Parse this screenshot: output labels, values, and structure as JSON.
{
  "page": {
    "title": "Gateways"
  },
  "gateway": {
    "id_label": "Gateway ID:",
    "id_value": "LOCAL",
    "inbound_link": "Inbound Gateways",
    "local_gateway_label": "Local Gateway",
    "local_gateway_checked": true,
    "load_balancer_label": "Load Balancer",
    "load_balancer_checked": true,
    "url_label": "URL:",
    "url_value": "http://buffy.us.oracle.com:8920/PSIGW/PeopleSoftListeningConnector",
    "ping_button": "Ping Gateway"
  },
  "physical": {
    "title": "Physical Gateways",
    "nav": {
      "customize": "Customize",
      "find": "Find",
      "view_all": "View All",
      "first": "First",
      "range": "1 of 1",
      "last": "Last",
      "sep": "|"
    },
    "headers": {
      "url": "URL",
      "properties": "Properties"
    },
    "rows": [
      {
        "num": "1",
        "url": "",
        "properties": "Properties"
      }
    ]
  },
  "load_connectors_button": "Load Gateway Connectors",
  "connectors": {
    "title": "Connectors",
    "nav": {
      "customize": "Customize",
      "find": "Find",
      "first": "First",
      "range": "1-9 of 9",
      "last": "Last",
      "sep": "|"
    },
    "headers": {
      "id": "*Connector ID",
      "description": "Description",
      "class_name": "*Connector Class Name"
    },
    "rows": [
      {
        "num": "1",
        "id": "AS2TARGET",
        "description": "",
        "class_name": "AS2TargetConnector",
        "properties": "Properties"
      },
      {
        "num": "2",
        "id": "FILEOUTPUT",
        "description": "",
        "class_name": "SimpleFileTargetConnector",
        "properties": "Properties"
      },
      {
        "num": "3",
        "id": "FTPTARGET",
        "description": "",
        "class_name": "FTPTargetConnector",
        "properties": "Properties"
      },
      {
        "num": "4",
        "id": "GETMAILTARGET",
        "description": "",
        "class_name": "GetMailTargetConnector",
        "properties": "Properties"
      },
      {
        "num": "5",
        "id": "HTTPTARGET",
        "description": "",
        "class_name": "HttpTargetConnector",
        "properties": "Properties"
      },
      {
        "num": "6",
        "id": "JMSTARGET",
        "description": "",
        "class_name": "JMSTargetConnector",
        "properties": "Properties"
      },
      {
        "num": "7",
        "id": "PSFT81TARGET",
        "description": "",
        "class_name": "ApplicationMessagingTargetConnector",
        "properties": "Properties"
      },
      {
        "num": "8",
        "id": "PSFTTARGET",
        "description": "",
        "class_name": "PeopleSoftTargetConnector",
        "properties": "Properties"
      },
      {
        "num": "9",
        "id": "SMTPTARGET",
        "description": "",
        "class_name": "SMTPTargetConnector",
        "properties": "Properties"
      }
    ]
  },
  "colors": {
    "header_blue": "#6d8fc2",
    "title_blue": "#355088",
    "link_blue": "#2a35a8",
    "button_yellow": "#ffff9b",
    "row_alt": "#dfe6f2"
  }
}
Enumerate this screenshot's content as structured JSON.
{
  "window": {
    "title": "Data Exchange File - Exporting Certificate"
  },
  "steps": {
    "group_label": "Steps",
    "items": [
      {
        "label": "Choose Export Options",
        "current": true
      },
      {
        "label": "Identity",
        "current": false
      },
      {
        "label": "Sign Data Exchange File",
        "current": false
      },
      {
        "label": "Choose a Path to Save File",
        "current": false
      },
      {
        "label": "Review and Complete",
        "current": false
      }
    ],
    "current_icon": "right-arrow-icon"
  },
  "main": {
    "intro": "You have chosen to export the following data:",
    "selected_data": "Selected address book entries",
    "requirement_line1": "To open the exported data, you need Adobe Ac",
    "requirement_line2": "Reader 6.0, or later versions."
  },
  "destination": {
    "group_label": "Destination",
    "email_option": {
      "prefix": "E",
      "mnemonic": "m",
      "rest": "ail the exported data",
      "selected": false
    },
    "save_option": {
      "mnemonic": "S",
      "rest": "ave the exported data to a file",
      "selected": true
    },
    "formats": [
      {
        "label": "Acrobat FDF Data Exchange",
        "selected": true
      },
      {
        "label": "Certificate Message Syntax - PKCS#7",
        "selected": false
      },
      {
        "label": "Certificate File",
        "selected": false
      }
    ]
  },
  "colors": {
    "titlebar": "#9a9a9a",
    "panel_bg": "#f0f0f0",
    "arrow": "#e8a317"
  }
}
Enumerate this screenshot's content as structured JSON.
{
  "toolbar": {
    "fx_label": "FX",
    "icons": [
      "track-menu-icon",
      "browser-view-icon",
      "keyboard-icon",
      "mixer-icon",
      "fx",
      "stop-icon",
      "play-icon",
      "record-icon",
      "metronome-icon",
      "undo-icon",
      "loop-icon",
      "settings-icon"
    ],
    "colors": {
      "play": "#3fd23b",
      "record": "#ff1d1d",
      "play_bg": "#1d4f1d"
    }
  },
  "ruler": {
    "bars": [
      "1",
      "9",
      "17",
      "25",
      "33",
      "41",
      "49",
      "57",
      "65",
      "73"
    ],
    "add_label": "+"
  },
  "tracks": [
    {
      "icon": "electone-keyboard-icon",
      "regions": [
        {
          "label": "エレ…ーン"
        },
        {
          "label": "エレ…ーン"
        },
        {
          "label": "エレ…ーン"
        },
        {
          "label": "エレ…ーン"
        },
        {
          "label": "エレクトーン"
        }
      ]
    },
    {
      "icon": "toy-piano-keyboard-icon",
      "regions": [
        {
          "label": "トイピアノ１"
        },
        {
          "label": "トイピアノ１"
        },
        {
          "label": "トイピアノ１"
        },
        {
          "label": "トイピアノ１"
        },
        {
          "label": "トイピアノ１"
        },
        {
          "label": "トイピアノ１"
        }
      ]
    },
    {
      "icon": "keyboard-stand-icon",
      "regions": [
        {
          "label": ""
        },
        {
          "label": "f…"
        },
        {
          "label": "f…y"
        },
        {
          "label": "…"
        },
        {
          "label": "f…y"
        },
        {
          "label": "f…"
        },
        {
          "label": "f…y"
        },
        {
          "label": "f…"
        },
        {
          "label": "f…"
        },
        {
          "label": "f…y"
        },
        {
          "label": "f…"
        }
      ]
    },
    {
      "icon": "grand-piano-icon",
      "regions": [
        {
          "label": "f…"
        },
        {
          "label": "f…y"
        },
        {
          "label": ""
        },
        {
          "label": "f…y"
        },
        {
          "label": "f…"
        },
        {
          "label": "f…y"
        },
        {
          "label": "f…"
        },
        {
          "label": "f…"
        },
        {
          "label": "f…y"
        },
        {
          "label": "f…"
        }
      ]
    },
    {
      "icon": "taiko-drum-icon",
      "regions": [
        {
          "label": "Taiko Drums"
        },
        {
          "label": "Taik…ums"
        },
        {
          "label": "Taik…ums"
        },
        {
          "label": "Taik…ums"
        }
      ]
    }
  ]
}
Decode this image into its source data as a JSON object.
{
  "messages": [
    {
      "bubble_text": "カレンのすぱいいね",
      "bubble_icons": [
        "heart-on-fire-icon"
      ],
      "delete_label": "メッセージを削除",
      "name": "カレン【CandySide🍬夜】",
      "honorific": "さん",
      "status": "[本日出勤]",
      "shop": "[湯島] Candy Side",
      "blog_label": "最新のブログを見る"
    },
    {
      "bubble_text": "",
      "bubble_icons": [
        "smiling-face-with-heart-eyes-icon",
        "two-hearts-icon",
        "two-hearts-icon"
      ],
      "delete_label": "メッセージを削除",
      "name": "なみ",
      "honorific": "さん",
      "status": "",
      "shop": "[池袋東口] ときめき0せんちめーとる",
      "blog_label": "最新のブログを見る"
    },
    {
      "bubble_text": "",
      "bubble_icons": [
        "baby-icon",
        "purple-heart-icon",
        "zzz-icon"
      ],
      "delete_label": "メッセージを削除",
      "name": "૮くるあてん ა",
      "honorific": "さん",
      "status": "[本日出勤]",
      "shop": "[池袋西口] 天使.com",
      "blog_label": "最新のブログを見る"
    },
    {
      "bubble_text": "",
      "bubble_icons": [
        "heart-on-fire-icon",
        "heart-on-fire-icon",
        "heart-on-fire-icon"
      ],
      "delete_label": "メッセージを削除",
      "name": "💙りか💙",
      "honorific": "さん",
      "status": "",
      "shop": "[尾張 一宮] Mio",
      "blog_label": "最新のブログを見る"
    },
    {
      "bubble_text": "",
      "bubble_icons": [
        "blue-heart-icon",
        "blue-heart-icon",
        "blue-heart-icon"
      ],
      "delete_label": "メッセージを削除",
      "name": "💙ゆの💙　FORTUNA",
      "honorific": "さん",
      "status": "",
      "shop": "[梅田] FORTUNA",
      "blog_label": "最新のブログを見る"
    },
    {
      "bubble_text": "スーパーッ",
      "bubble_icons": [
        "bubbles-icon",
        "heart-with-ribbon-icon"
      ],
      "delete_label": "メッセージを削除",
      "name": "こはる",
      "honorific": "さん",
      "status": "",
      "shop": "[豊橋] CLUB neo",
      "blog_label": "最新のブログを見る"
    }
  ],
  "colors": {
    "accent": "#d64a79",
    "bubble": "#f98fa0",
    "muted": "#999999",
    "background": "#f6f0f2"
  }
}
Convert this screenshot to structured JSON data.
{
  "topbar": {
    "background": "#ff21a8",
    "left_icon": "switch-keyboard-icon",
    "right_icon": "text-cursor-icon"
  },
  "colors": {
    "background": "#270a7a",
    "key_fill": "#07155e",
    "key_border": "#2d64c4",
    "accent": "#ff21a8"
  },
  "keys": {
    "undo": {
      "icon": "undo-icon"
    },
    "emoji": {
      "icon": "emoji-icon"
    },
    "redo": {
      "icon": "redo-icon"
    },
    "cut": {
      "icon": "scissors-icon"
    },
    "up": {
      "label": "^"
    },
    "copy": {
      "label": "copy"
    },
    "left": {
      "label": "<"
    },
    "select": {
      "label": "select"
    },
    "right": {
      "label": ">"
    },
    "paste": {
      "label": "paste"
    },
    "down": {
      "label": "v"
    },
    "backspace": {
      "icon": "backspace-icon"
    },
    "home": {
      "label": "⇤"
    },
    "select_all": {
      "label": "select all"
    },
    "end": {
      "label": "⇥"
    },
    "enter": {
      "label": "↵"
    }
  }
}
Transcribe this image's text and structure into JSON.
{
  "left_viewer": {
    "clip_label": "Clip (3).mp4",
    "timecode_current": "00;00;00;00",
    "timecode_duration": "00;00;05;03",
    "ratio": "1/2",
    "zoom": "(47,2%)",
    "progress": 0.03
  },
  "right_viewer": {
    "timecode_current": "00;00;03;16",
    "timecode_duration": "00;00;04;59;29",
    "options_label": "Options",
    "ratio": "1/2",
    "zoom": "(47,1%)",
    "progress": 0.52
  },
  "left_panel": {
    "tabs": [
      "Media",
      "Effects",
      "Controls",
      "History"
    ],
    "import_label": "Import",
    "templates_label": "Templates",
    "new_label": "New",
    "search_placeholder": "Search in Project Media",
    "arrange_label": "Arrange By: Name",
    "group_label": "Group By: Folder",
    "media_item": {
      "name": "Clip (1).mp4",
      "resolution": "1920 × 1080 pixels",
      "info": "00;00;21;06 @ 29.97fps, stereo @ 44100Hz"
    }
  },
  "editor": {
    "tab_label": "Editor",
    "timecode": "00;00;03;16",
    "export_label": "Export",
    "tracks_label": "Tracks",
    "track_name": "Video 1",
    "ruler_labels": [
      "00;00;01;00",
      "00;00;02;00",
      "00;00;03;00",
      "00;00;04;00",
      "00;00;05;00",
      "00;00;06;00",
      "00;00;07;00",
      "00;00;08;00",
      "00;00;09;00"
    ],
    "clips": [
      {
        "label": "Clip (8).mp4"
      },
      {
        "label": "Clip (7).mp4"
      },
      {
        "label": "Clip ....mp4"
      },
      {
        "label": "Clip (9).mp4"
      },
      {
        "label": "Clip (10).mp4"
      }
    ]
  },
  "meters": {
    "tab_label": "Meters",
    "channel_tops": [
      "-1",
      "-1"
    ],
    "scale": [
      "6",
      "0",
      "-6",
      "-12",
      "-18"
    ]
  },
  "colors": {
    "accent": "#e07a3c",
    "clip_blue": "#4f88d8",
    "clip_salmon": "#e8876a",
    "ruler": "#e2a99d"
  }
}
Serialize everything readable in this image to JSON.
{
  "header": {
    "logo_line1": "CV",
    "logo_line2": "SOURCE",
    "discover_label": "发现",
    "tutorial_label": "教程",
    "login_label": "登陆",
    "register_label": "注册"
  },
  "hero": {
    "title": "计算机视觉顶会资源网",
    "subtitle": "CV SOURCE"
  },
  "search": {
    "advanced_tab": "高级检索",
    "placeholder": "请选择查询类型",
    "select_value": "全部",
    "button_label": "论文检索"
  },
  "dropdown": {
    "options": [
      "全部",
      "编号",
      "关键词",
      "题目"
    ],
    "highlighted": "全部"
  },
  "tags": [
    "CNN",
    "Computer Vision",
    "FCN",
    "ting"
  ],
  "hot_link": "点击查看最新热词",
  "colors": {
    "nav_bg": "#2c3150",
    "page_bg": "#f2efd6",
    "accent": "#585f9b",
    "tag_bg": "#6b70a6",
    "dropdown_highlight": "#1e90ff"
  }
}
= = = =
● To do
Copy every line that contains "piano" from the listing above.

● Solved exercise
      "icon": "toy-piano-keyboard-icon",
      "icon": "grand-piano-icon",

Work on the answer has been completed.